_Problem description_
Determine the count of lines in the following entries that contain the string "JSON". Write only the number.

Excerpts from an interface dataset

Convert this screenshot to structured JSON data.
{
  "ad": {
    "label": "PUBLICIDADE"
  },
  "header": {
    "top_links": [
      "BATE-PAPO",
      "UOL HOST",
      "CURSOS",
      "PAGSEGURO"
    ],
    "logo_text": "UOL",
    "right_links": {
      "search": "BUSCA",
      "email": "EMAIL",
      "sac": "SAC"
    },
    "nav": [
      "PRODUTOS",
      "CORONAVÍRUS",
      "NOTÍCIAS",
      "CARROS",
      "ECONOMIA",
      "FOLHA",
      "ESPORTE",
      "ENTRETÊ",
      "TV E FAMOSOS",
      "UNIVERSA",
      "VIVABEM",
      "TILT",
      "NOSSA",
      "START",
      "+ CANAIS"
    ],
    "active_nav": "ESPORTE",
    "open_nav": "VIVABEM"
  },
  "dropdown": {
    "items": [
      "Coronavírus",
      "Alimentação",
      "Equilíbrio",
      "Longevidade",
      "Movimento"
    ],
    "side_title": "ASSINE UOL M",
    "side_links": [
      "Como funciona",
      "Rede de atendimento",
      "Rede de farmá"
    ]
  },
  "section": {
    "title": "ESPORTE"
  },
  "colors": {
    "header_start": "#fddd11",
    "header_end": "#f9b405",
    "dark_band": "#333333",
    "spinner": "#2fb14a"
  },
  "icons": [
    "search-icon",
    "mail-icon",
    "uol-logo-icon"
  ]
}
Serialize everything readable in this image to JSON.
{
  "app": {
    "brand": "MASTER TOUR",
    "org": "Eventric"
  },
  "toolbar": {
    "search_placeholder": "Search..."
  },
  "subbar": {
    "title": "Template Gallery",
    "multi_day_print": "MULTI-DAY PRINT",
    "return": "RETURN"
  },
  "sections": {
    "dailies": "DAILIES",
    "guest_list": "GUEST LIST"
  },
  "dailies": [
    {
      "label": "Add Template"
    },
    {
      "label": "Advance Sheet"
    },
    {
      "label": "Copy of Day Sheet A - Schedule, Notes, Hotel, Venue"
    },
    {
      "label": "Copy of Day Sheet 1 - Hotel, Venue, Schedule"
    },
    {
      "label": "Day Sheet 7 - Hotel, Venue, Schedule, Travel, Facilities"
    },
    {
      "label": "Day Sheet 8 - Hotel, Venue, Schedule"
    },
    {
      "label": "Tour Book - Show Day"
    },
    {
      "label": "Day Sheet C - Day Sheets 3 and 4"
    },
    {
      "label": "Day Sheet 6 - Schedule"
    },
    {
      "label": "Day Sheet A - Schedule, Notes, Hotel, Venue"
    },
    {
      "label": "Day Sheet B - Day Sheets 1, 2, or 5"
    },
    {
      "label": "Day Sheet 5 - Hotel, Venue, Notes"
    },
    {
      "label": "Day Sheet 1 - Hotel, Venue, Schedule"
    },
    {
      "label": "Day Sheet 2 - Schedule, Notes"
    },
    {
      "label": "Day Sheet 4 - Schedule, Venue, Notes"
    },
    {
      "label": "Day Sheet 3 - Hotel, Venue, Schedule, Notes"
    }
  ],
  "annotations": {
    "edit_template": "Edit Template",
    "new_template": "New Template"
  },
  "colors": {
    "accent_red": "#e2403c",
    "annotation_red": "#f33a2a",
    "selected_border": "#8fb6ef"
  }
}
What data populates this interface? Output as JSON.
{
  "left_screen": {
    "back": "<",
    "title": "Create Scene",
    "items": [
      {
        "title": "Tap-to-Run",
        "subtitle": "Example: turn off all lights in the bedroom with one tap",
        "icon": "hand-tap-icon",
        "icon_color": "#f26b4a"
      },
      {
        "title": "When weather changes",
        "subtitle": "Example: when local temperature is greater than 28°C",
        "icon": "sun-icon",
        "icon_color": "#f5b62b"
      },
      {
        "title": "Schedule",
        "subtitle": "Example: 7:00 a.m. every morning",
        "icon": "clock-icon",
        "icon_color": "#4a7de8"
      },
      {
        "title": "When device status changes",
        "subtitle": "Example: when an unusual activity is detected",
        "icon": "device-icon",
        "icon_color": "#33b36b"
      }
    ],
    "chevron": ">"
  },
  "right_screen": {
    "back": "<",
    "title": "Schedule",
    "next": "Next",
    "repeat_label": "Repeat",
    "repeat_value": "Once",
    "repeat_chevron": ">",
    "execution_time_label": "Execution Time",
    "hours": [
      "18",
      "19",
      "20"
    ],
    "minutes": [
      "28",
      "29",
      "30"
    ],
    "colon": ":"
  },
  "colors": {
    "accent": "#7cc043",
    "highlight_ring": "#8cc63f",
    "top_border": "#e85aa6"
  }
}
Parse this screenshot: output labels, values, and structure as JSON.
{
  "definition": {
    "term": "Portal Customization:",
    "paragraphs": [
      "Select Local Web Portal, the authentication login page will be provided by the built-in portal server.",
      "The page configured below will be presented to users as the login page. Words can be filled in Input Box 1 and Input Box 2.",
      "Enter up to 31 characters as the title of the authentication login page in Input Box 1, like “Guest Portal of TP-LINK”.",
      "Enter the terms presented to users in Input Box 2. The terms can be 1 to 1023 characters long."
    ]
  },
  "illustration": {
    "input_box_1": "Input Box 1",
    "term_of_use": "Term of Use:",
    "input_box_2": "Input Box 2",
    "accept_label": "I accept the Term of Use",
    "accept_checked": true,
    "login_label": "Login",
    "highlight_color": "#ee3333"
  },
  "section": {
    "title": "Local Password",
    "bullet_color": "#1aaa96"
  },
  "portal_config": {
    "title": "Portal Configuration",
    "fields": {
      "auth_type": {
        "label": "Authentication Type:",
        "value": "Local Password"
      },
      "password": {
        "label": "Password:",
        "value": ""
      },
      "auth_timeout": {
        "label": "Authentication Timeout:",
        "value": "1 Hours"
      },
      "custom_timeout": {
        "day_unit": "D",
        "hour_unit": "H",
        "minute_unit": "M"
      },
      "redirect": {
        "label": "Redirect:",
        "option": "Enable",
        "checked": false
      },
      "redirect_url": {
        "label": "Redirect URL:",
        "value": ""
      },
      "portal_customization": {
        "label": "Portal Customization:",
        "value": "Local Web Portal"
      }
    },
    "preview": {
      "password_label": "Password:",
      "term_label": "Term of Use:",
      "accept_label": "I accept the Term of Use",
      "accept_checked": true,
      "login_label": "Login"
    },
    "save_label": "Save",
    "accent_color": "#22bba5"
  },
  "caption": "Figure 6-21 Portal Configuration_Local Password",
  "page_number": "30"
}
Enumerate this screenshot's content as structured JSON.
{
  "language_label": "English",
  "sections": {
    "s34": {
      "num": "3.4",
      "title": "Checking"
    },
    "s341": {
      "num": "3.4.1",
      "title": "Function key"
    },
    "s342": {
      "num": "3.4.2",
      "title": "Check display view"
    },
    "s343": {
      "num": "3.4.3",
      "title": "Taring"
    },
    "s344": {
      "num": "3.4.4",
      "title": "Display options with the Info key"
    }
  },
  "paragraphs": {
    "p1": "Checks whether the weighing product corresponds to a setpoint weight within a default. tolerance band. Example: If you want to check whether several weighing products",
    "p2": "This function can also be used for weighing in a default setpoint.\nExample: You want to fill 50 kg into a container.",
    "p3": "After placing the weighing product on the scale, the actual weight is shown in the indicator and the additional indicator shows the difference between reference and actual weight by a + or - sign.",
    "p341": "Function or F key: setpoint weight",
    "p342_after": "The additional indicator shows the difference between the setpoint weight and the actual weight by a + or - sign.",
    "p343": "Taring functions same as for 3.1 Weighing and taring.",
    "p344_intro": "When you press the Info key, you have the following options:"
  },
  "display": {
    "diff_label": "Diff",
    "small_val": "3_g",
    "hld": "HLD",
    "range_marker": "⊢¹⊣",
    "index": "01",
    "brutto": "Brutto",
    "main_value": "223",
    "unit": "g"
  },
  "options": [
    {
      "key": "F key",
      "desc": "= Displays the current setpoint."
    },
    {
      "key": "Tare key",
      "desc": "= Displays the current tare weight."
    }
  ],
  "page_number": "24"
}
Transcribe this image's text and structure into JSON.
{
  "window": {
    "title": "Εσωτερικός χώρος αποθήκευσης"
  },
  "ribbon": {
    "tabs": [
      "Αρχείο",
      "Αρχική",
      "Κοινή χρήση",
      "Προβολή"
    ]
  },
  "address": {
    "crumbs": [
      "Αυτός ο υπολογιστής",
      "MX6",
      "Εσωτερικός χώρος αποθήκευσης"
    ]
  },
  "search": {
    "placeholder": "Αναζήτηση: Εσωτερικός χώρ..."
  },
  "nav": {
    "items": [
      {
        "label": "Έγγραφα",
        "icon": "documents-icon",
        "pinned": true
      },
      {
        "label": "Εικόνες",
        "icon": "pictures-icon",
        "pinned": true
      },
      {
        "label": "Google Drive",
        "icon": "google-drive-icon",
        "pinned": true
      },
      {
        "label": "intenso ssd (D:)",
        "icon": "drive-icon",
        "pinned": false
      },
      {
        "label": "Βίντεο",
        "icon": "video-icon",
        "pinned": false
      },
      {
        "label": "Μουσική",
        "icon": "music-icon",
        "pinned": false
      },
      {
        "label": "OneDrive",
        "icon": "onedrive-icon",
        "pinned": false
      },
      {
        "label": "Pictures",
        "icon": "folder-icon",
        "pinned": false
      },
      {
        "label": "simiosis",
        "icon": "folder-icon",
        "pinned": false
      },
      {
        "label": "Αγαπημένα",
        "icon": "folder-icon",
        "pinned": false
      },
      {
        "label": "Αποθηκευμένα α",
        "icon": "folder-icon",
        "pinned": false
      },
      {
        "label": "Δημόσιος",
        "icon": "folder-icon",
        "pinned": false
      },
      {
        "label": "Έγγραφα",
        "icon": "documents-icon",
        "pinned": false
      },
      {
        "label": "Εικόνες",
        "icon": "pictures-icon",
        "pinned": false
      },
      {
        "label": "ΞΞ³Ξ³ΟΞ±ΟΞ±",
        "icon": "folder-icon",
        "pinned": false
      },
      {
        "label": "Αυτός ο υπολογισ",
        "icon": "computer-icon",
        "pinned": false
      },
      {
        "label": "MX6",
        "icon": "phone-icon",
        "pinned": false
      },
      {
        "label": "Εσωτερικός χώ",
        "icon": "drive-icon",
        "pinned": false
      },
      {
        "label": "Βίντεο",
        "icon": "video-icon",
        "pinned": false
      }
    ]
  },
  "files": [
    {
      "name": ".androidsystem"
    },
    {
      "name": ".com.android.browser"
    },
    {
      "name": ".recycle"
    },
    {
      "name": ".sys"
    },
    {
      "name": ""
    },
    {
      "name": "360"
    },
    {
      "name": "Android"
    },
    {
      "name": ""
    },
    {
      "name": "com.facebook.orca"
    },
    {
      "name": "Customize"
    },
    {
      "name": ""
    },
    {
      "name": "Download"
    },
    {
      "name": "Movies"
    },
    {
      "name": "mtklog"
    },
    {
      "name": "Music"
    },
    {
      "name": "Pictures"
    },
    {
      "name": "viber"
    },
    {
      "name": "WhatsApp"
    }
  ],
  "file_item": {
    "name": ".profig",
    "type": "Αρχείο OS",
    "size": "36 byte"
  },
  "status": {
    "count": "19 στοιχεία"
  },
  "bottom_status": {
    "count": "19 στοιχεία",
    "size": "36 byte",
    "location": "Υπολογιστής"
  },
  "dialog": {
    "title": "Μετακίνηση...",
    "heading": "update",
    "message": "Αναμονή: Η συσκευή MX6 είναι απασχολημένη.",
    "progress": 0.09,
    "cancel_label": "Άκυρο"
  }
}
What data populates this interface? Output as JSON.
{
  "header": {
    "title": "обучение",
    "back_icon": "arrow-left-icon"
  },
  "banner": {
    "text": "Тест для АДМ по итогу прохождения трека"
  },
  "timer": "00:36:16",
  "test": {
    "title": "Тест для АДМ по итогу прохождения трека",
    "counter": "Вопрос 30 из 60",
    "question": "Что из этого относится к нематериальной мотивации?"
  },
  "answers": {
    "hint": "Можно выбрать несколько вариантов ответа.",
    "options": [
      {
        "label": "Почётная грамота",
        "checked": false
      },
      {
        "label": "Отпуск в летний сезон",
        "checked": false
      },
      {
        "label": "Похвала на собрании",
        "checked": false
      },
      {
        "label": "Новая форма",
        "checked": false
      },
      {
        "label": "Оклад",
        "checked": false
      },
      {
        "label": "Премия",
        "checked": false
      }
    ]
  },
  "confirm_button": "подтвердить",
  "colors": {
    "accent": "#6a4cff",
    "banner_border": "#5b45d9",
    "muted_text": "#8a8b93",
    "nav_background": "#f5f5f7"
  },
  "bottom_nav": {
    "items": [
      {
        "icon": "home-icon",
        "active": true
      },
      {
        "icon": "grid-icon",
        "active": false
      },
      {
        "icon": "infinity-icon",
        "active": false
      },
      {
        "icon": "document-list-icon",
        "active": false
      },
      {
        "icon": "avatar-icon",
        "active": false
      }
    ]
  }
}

_Response below_
7